--- INFORMATION SHOWN ---

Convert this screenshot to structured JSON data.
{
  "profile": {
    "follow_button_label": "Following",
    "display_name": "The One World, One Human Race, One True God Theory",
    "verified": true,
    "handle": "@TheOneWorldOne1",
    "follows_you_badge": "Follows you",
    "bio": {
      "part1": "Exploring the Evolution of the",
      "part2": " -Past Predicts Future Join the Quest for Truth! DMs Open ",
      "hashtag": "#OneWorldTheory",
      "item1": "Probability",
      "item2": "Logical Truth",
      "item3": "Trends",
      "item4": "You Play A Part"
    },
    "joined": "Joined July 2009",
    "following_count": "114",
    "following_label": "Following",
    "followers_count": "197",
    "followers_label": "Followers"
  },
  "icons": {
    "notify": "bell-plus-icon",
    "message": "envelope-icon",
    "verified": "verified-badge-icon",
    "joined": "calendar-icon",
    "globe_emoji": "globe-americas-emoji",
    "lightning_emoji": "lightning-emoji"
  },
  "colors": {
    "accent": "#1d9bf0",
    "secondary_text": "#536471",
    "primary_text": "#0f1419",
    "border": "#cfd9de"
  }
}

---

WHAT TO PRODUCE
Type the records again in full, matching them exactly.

RESPONSE AREA
Convert this screenshot to structured JSON data.
{
  "profile": {
    "follow_button_label": "Following",
    "display_name": "The One World, One Human Race, One True God Theory",
    "verified": true,
    "handle": "@TheOneWorldOne1",
    "follows_you_badge": "Follows you",
    "bio": {
      "part1": "Exploring the Evolution of the",
      "part2": " -Past Predicts Future Join the Quest for Truth! DMs Open ",
      "hashtag": "#OneWorldTheory",
      "item1": "Probability",
      "item2": "Logical Truth",
      "item3": "Trends",
      "item4": "You Play A Part"
    },
    "joined": "Joined July 2009",
    "following_count": "114",
    "following_label": "Following",
    "followers_count": "197",
    "followers_label": "Followers"
  },
  "icons": {
    "notify": "bell-plus-icon",
    "message": "envelope-icon",
    "verified": "verified-badge-icon",
    "joined": "calendar-icon",
    "globe_emoji": "globe-americas-emoji",
    "lightning_emoji": "lightning-emoji"
  },
  "colors": {
    "accent": "#1d9bf0",
    "secondary_text": "#536471",
    "primary_text": "#0f1419",
    "border": "#cfd9de"
  }
}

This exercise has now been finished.